By Jan Schwartz
Christian Wulff on Thursday became Germany’s first post-war president to go on trial, facing corruption charges for accepting more than 700 euros for a hotel stay and meals during an Oktoberfest beer festival when he was a state premier.
Wulff, once seen as one of the country’s brightest political talents, served just 20 months as president before he resigned in disgrace last year over accusations he accepted favours before he was elected president in 2010.
Wulff, 54, a former ally of Chancellor Angela Merkel, denied the allegations, saying he hoped to clear his name with a victory in court after rejecting an offer from state prosecutors to settle the case with an out-of-court payment.

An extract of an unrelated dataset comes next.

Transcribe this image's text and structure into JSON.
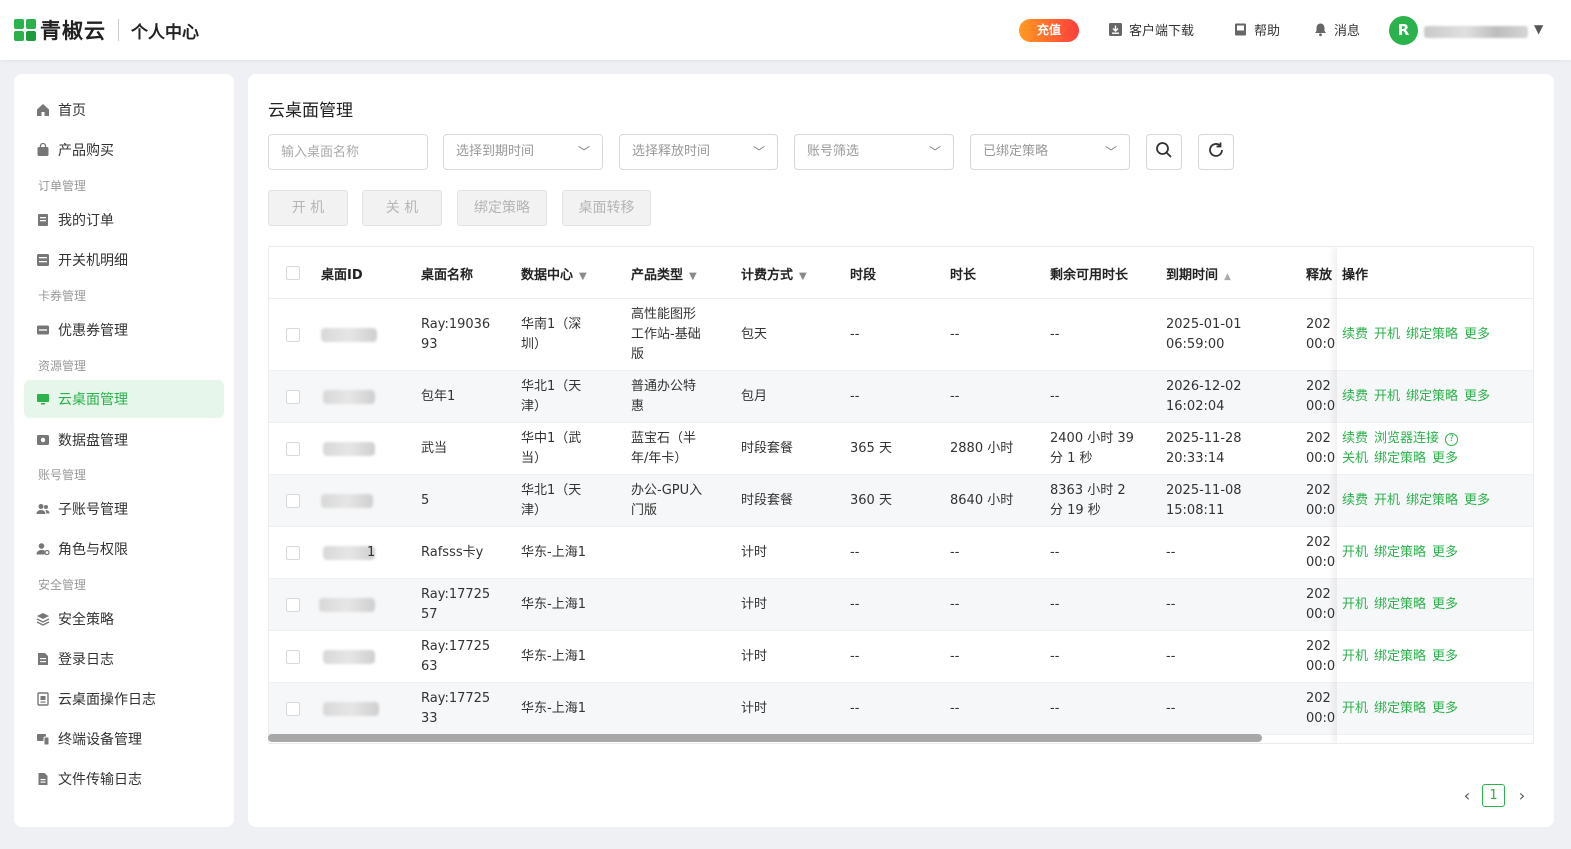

“This is certainly not an easy day for me,” Wulff told reporters on his way into the court in Hanover, the capital of Lower Saxony where he was the state premier from 2003 to 2010.
“I’m quite confident that I’ll be able to clear away the last remaining charges against me,” Wulff said.
Wulff’s fall from the pinnacle of German politics to the Hanover courtroom dock has fascinated Germans, becoming the subject of countless talk shows and films.
It was also an embarrassment to Merkel, who hand-picked Wulff as her candidate for president in 2010 and stuck with her party ally as the controversy grew to fever pitch.
The scandal also hurt Merkel’s Christian Democrats (CDU) and contributed to her party’s defeat in the Lower Saxony regional election in January.
Wulff, a rising star in the CDU and a popular regional leader who was once even tipped to succeed Merkel, resigned on Feb. 17, 2012, after prosecutors asked parliament to lift his immunity on suspicion he had accepted undue privileges.
The charges stem from Wulff’s visit in 2008 to the Munich Oktoberfest beer festival. Prosecutors say film producer David Groenewold covered his hotel and meal expenses worth 719 euros.
State prosecutors will argue that in exchange Wulff wrote a letter to the chairman of Siemens, on behalf of Groenewold, seeking financial support for one of his film’s production entitled “John Rabe”, about a war-era Siemens manager in China.
If convicted on the corruption charges, Wulff could face up to three years in jail. The trial, by three judges but no jury, is expected to last until April, with some 22 court dates.
Wulff’s reputation had already suffered after Bild daily accused him in 2011 of misleading the Lower Saxony state parliament over a cheap home loan from a businessman friend.
Wulff later expressed regret for misleading the assembly and apologised for threatening the editor of Bild with “war” if he published the story.
Nevertheless, a stream of allegations about flight upgrades, hotel stays and gifts followed, eroding his credibility.
Germans traditionally look to their president, a largely ceremonial office above politics, as a source of moral authority in society and a counterbalance to the government.
After he resigned, East German anti-Communist dissident and rights activist Joachim Gauck was elected president.
Shortly after World War Two, Grand Admiral Karl Doenitz was the first German president put on trial. He was convicted at the 1945/46 Nuremberg military tribunals and spent 10 years in a West Berlin jail.